§ **The task**
Please reproduce the records exactly, leaving out any pictures.

(Entries taken from a collection)
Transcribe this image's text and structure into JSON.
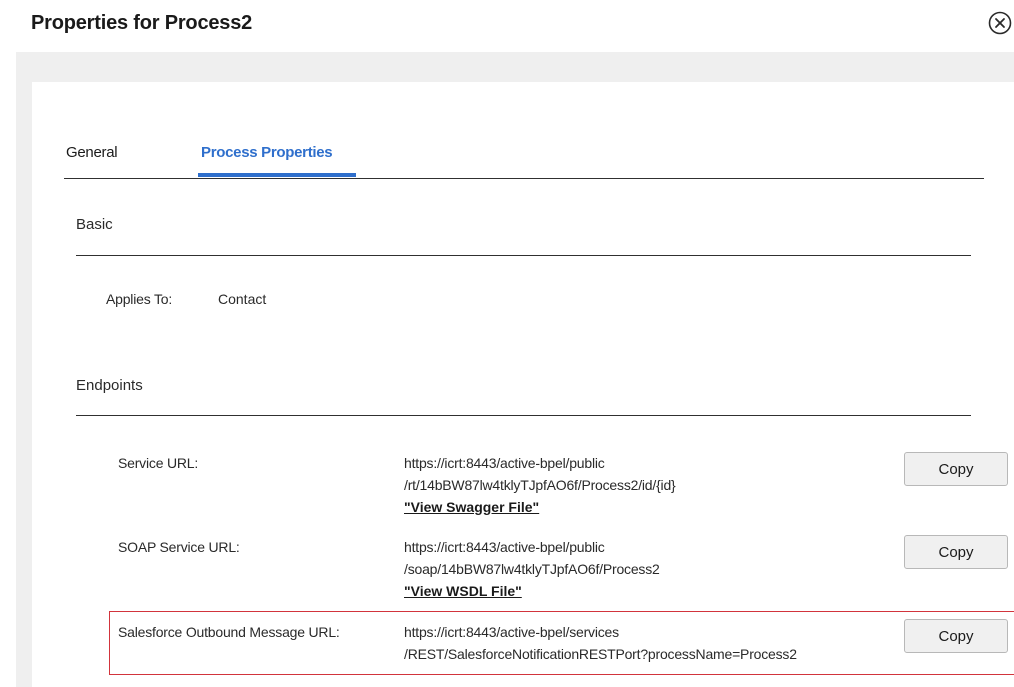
{
  "dialog": {
    "title": "Properties for Process2",
    "close_icon": "close-circle-icon"
  },
  "tabs": [
    {
      "label": "General",
      "active": false
    },
    {
      "label": "Process Properties",
      "active": true
    }
  ],
  "accent_color": "#2f6fcc",
  "highlight_color": "#d2343c",
  "basic": {
    "title": "Basic",
    "applies_to_label": "Applies To:",
    "applies_to_value": "Contact"
  },
  "endpoints": {
    "title": "Endpoints",
    "copy_label": "Copy",
    "items": [
      {
        "label": "Service URL:",
        "url_line1": "https://icrt:8443/active-bpel/public",
        "url_line2": "/rt/14bBW87lw4tklyTJpfAO6f/Process2/id/{id}",
        "link": "\"View Swagger File\""
      },
      {
        "label": "SOAP Service URL:",
        "url_line1": "https://icrt:8443/active-bpel/public",
        "url_line2": "/soap/14bBW87lw4tklyTJpfAO6f/Process2",
        "link": "\"View WSDL File\""
      },
      {
        "label": "Salesforce Outbound Message URL:",
        "url_line1": "https://icrt:8443/active-bpel/services",
        "url_line2": "/REST/SalesforceNotificationRESTPort?processName=Process2",
        "highlighted": true
      }
    ]
  }
}
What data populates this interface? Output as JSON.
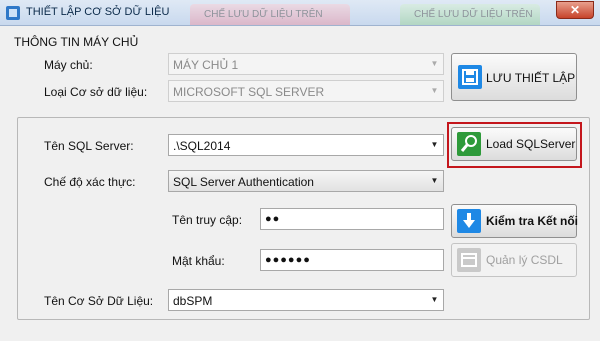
{
  "window": {
    "title": "THIẾT LẬP CƠ SỞ DỮ LIỆU",
    "close": "✕"
  },
  "background_tabs": [
    "CHẾ LƯU DỮ LIỆU TRÊN",
    "CHẾ LƯU DỮ LIỆU TRÊN"
  ],
  "server_group": {
    "title": "THÔNG TIN MÁY CHỦ",
    "server_label": "Máy chủ:",
    "server_value": "MÁY CHỦ 1",
    "db_type_label": "Loại Cơ sở dữ liệu:",
    "db_type_value": "MICROSOFT SQL SERVER",
    "save_button": "LƯU THIẾT LẬP"
  },
  "connection": {
    "sql_server_label": "Tên SQL Server:",
    "sql_server_value": ".\\SQL2014",
    "load_button": "Load SQLServer",
    "auth_label": "Chế độ xác thực:",
    "auth_value": "SQL Server Authentication",
    "username_label": "Tên truy cập:",
    "username_value": "●●",
    "check_button": "Kiểm tra Kết nối",
    "password_label": "Mật khẩu:",
    "password_value": "●●●●●●",
    "manage_button": "Quản lý CSDL",
    "database_label": "Tên Cơ Sở Dữ Liệu:",
    "database_value": "dbSPM"
  },
  "icons": {
    "save": "save-icon",
    "load": "search-icon",
    "check": "download-arrow-icon",
    "manage": "database-icon"
  },
  "colors": {
    "accent_blue": "#1e88e5",
    "accent_green": "#2e9a3a",
    "highlight_red": "#c4161c"
  }
}
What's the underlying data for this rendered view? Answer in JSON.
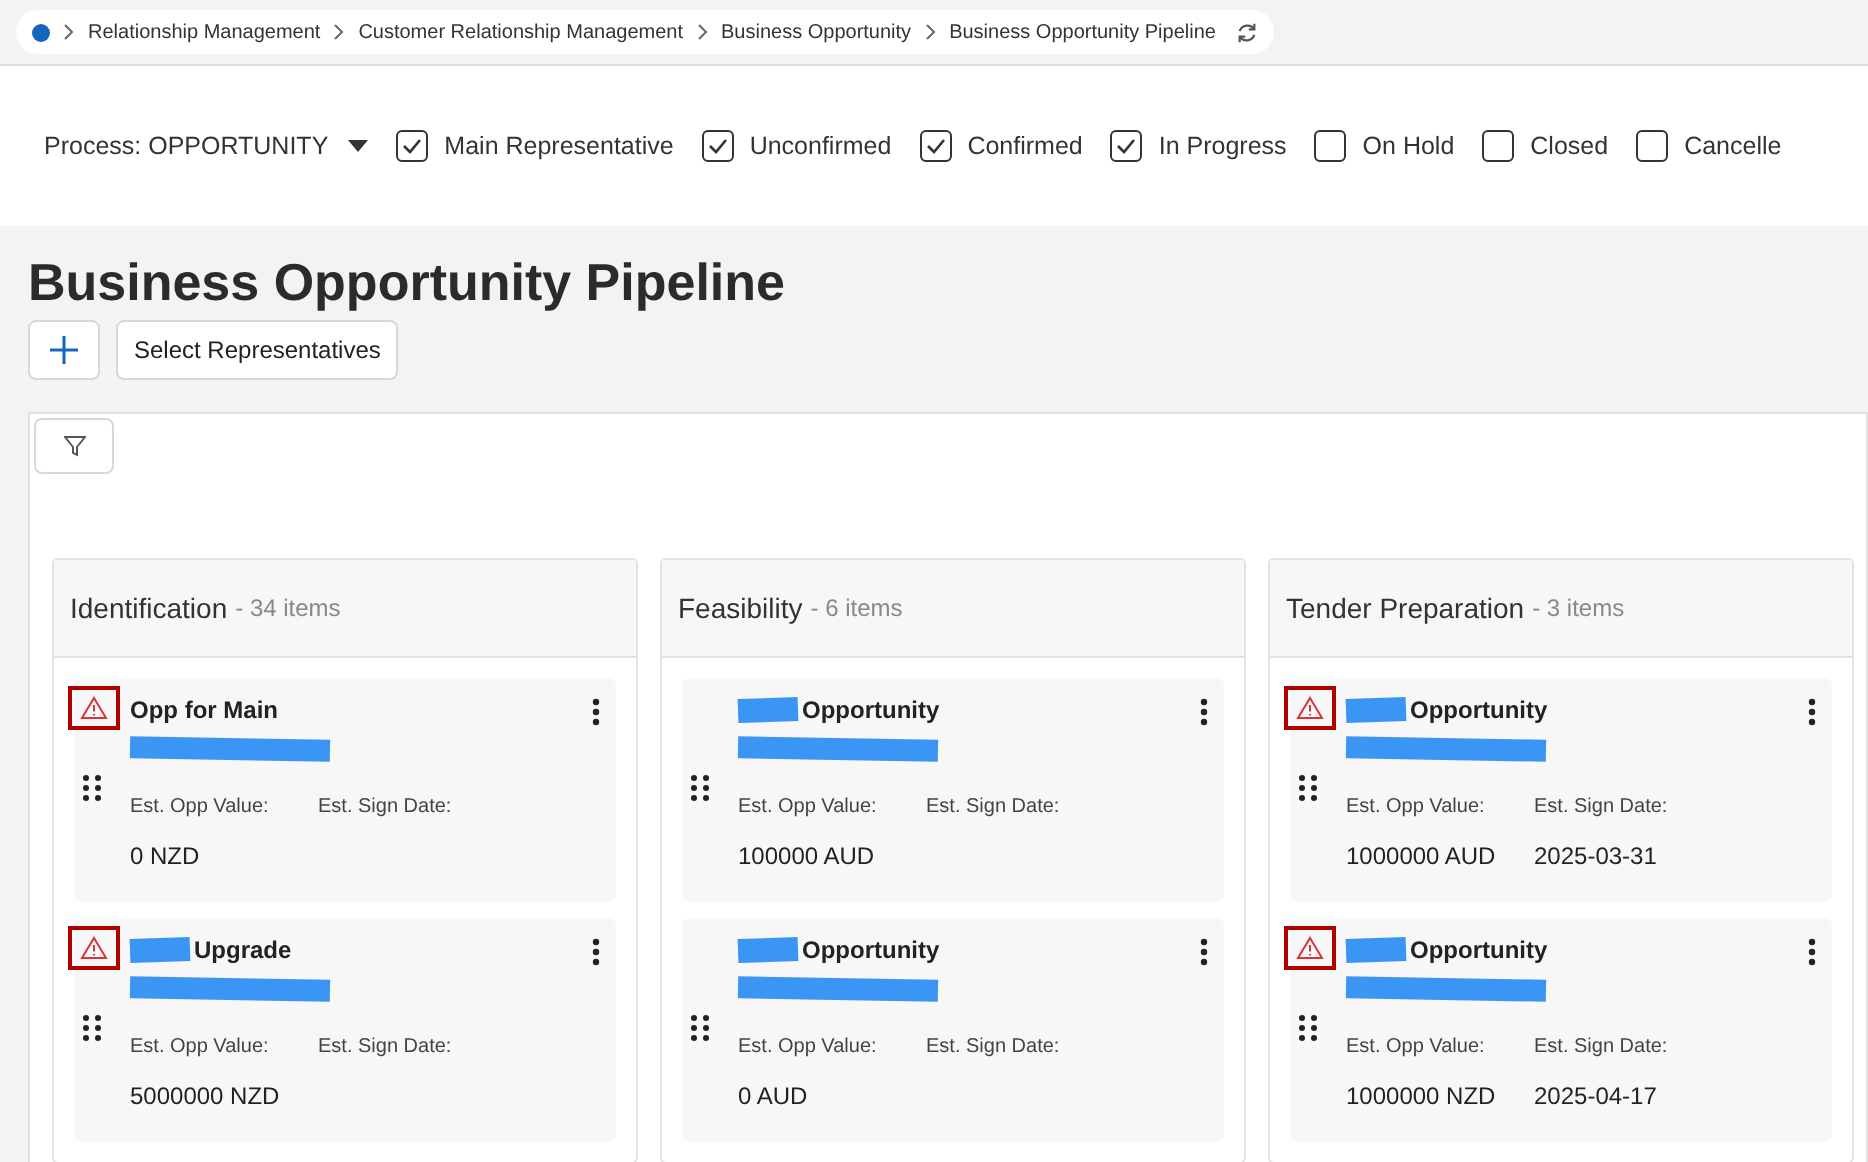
{
  "breadcrumb": [
    "Relationship Management",
    "Customer Relationship Management",
    "Business Opportunity",
    "Business Opportunity Pipeline"
  ],
  "process": {
    "label": "Process: OPPORTUNITY"
  },
  "filters": [
    {
      "label": "Main Representative",
      "checked": true
    },
    {
      "label": "Unconfirmed",
      "checked": true
    },
    {
      "label": "Confirmed",
      "checked": true
    },
    {
      "label": "In Progress",
      "checked": true
    },
    {
      "label": "On Hold",
      "checked": false
    },
    {
      "label": "Closed",
      "checked": false
    },
    {
      "label": "Cancelle",
      "checked": false
    }
  ],
  "page_title": "Business Opportunity Pipeline",
  "select_button": "Select Representatives",
  "columns": [
    {
      "title": "Identification",
      "count": "- 34 items",
      "cards": [
        {
          "title": "Opp for Main",
          "title_redacted": false,
          "warning": true,
          "value_label": "Est. Opp Value:",
          "date_label": "Est. Sign Date:",
          "value": "0 NZD"
        },
        {
          "title": "Upgrade",
          "title_redacted": true,
          "warning": true,
          "value_label": "Est. Opp Value:",
          "date_label": "Est. Sign Date:",
          "value": "5000000 NZD"
        }
      ]
    },
    {
      "title": "Feasibility",
      "count": "- 6 items",
      "cards": [
        {
          "title": "Opportunity",
          "title_redacted": true,
          "warning": false,
          "value_label": "Est. Opp Value:",
          "date_label": "Est. Sign Date:",
          "value": "100000 AUD"
        },
        {
          "title": "Opportunity",
          "title_redacted": true,
          "warning": false,
          "value_label": "Est. Opp Value:",
          "date_label": "Est. Sign Date:",
          "value": "0 AUD"
        }
      ]
    },
    {
      "title": "Tender Preparation",
      "count": "- 3 items",
      "cards": [
        {
          "title": "Opportunity",
          "title_redacted": true,
          "warning": true,
          "value_label": "Est. Opp Value:",
          "date_label": "Est. Sign Date:",
          "value": "1000000 AUD",
          "date": "2025-03-31"
        },
        {
          "title": "Opportunity",
          "title_redacted": true,
          "warning": true,
          "value_label": "Est. Opp Value:",
          "date_label": "Est. Sign Date:",
          "value": "1000000 NZD",
          "date": "2025-04-17"
        }
      ]
    }
  ]
}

§ **Answer section**
Transcribe this image's text and structure into JSON.
{
  "dialog": {
    "title": "Properties for Process2",
    "close_icon": "close-circle-icon"
  },
  "tabs": [
    {
      "label": "General",
      "active": false
    },
    {
      "label": "Process Properties",
      "active": true
    }
  ],
  "accent_color": "#2f6fcc",
  "highlight_color": "#d2343c",
  "basic": {
    "title": "Basic",
    "applies_to_label": "Applies To:",
    "applies_to_value": "Contact"
  },
  "endpoints": {
    "title": "Endpoints",
    "copy_label": "Copy",
    "items": [
      {
        "label": "Service URL:",
        "url_line1": "https://icrt:8443/active-bpel/public",
        "url_line2": "/rt/14bBW87lw4tklyTJpfAO6f/Process2/id/{id}",
        "link": "\"View Swagger File\""
      },
      {
        "label": "SOAP Service URL:",
        "url_line1": "https://icrt:8443/active-bpel/public",
        "url_line2": "/soap/14bBW87lw4tklyTJpfAO6f/Process2",
        "link": "\"View WSDL File\""
      },
      {
        "label": "Salesforce Outbound Message URL:",
        "url_line1": "https://icrt:8443/active-bpel/services",
        "url_line2": "/REST/SalesforceNotificationRESTPort?processName=Process2",
        "highlighted": true
      }
    ]
  }
}
What data populates this interface? Output as JSON.
{
  "window": {
    "title": "THIẾT LẬP CƠ SỞ DỮ LIỆU",
    "close": "✕"
  },
  "background_tabs": [
    "CHẾ LƯU DỮ LIỆU TRÊN",
    "CHẾ LƯU DỮ LIỆU TRÊN"
  ],
  "server_group": {
    "title": "THÔNG TIN MÁY CHỦ",
    "server_label": "Máy chủ:",
    "server_value": "MÁY CHỦ 1",
    "db_type_label": "Loại Cơ sở dữ liệu:",
    "db_type_value": "MICROSOFT SQL SERVER",
    "save_button": "LƯU THIẾT LẬP"
  },
  "connection": {
    "sql_server_label": "Tên SQL Server:",
    "sql_server_value": ".\\SQL2014",
    "load_button": "Load SQLServer",
    "auth_label": "Chế độ xác thực:",
    "auth_value": "SQL Server Authentication",
    "username_label": "Tên truy cập:",
    "username_value": "●●",
    "check_button": "Kiểm tra Kết nối",
    "password_label": "Mật khẩu:",
    "password_value": "●●●●●●",
    "manage_button": "Quản lý CSDL",
    "database_label": "Tên Cơ Sở Dữ Liệu:",
    "database_value": "dbSPM"
  },
  "icons": {
    "save": "save-icon",
    "load": "search-icon",
    "check": "download-arrow-icon",
    "manage": "database-icon"
  },
  "colors": {
    "accent_blue": "#1e88e5",
    "accent_green": "#2e9a3a",
    "highlight_red": "#c4161c"
  }
}
What's the underlying data for this rendered view? Answer in JSON.
{
  "breadcrumb": [
    "Relationship Management",
    "Customer Relationship Management",
    "Business Opportunity",
    "Business Opportunity Pipeline"
  ],
  "process": {
    "label": "Process: OPPORTUNITY"
  },
  "filters": [
    {
      "label": "Main Representative",
      "checked": true
    },
    {
      "label": "Unconfirmed",
      "checked": true
    },
    {
      "label": "Confirmed",
      "checked": true
    },
    {
      "label": "In Progress",
      "checked": true
    },
    {
      "label": "On Hold",
      "checked": false
    },
    {
      "label": "Closed",
      "checked": false
    },
    {
      "label": "Cancelle",
      "checked": false
    }
  ],
  "page_title": "Business Opportunity Pipeline",
  "select_button": "Select Representatives",
  "columns": [
    {
      "title": "Identification",
      "count": "- 34 items",
      "cards": [
        {
          "title": "Opp for Main",
          "title_redacted": false,
          "warning": true,
          "value_label": "Est. Opp Value:",
          "date_label": "Est. Sign Date:",
          "value": "0 NZD"
        },
        {
          "title": "Upgrade",
          "title_redacted": true,
          "warning": true,
          "value_label": "Est. Opp Value:",
          "date_label": "Est. Sign Date:",
          "value": "5000000 NZD"
        }
      ]
    },
    {
      "title": "Feasibility",
      "count": "- 6 items",
      "cards": [
        {
          "title": "Opportunity",
          "title_redacted": true,
          "warning": false,
          "value_label": "Est. Opp Value:",
          "date_label": "Est. Sign Date:",
          "value": "100000 AUD"
        },
        {
          "title": "Opportunity",
          "title_redacted": true,
          "warning": false,
          "value_label": "Est. Opp Value:",
          "date_label": "Est. Sign Date:",
          "value": "0 AUD"
        }
      ]
    },
    {
      "title": "Tender Preparation",
      "count": "- 3 items",
      "cards": [
        {
          "title": "Opportunity",
          "title_redacted": true,
          "warning": true,
          "value_label": "Est. Opp Value:",
          "date_label": "Est. Sign Date:",
          "value": "1000000 AUD",
          "date": "2025-03-31"
        },
        {
          "title": "Opportunity",
          "title_redacted": true,
          "warning": true,
          "value_label": "Est. Opp Value:",
          "date_label": "Est. Sign Date:",
          "value": "1000000 NZD",
          "date": "2025-04-17"
        }
      ]
    }
  ]
}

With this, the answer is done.